“I would love to appear on Strictly Come Dancing or Dancing on Ice, as you learn a skill at the highest level – and you keep that skill for life! I love and really miss dancing – as a child at Italia Conti I found it released any problems I was having at home, meaning I felt free and happy after every class.”
Love Island is back on our screens and you’ve already warned the new Islanders to stay true to themselves. Why is that?
“I’ve seen it happen to so many others – it’s easy to lose yourself and it’s hard to come back to who you are once it’s gone too far. I’ve seen too many people come out of shows with regrets and it’s something that’s around forever. With the internet it’s no longer in the paper one day and gone the next. It’s there forever. You need to be happy with who you are and comfortable with that.”
Is it true the producers of Ex on the Beach encouraged you to sleep around?
“They want the best show to get viewers and they know how to get the headlines, so although it certainly wasn’t forced it was suggested that we act as crazy as possible. I didn’t want to upset the producers, but I also needed to not feel like I had done myself an injustice to please others. It wasn’t a nice situation.”
Your mental health hit the headlines recently over you attempting suicide following the break-up of your marriage. Can you tell us what happened?
“I think at the end of my marriage I’d just had enough, and I couldn’t see a way out. I felt it was always one thing after another, but that was the mindset I had and so only attracted negativity. After the suicide attempt I made a conscious choice that I didn’t want to live like that anymore. I became self-disciplined and would act only for my best interest, and slowly my life started to change around.”
What do you do if you ever feel down these days?
“I make sure I figure out what it is that’s upsetting me, before allowing myself to get that emotion out. It might be through meditating or going for a long walk, or even taking a cold shower. Above all I’m always kind to myself, which has never failed me.
You’ve been pictured on Instagram taking your mum out for her daily run throughout lockdown. What are you most proud of when thinking of her?
“I’m so proud of mum’s resilience – at 47 losing her eyesight was such a huge life change. However, she retrained at the Royal National College for the Blind in massage, and made sure she was living life to the full. I’m so proud of her bravery and determination. She also goes away once or twice a year with a blind skiing charity – and I think that’s wonderful!”
You’re an ambassador for Guide Dogs UK. What does your role involve?
“I’m there to raise awareness for the charity. I’m involved with a lot of their sponsored events, from half marathons to climbing Mount Kilimanjaro, Mount Kinabalu, the Inca Trail and Ben Nevis. I also tell anyone who’ll listen of the many ways they can help the charity – you can become a puppy walker or boarder and even sponsor a puppy.”
You’ve written a book all about your life, Silver Linings. What can readers expect from it?
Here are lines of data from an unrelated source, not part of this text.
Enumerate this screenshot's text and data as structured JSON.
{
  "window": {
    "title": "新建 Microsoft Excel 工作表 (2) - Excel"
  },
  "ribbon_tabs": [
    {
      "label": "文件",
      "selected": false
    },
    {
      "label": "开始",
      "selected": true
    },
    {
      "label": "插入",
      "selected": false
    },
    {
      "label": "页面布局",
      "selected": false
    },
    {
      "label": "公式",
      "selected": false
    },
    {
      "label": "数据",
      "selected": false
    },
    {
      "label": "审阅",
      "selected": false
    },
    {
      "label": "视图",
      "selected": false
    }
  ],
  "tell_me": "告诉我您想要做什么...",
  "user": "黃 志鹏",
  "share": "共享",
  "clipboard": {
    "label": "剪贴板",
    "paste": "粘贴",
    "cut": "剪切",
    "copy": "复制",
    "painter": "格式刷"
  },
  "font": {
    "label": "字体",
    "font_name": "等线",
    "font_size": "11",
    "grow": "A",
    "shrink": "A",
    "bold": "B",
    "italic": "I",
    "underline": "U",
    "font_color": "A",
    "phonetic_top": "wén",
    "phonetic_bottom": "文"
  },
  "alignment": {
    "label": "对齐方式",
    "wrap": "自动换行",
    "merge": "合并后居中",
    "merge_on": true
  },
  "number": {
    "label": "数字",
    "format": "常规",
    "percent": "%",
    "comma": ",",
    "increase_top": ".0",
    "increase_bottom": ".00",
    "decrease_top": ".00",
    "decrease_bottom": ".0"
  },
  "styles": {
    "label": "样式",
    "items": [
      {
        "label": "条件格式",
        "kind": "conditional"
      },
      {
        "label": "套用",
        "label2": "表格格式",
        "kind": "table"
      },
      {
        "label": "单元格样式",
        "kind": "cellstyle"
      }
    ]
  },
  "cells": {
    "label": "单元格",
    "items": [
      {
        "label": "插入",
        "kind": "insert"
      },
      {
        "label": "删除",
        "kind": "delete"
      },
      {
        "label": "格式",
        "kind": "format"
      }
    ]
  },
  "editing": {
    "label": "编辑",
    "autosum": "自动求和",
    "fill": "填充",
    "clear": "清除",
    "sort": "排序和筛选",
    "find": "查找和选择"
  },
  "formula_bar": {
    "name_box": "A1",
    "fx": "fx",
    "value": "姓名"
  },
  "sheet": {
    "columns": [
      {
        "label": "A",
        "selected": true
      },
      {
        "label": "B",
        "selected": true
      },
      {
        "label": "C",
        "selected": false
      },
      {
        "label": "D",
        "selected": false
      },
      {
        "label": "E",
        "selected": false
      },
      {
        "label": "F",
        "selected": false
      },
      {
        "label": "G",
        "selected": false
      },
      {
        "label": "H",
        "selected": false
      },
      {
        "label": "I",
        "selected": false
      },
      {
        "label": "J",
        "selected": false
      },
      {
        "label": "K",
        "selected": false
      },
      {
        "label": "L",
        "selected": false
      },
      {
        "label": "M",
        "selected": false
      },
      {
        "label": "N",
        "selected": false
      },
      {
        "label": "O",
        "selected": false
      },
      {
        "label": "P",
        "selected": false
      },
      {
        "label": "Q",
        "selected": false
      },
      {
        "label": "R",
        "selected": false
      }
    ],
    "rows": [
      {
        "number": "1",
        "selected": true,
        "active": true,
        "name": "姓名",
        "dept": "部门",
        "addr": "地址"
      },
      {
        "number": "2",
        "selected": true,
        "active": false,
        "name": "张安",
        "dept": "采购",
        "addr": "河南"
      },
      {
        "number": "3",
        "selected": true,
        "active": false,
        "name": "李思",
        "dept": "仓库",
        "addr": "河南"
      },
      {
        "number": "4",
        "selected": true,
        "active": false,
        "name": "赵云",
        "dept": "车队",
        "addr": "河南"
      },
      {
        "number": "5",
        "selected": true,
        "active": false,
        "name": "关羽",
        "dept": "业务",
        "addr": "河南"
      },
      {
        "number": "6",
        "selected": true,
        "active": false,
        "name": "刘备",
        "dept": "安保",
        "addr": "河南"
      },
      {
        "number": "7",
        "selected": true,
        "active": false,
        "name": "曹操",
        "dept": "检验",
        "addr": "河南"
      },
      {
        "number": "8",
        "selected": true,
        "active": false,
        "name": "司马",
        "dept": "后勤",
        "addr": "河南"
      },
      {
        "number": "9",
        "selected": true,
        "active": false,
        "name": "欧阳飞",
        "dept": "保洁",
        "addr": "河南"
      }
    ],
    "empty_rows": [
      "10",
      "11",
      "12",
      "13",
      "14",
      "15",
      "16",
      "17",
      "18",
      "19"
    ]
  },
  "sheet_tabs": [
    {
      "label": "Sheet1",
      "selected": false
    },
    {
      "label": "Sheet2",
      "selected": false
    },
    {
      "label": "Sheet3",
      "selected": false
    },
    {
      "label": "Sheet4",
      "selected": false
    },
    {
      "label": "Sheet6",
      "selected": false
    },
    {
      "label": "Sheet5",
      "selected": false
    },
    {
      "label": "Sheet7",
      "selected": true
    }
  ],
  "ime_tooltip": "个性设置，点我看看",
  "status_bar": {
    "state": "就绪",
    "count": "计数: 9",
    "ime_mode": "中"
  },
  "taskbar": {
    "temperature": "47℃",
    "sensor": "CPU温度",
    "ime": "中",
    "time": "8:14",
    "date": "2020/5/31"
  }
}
“The book was very honest and open from an emotional point of view. I think mainly in the papers they like to talk about my relationships, but this was the ins and outs of all the hard times. My family life and the hardships have been touched on in the news, but this was the real in-depth part of my brain that I find easier to write down than speak about. My main goal was to help others find the silver lining in everything, and to learn that what we think may be a bad thing in our lives can often be a redirection to something better – or a lesson to help us grow.”
Jess has teamed up with Compete and The Humane Society International for their Fur Free Fashion Challenge. It calls on Compete users to share their Fur Free Fashion videos, raising awareness and funds to prevent animal cruelty in the name of fur.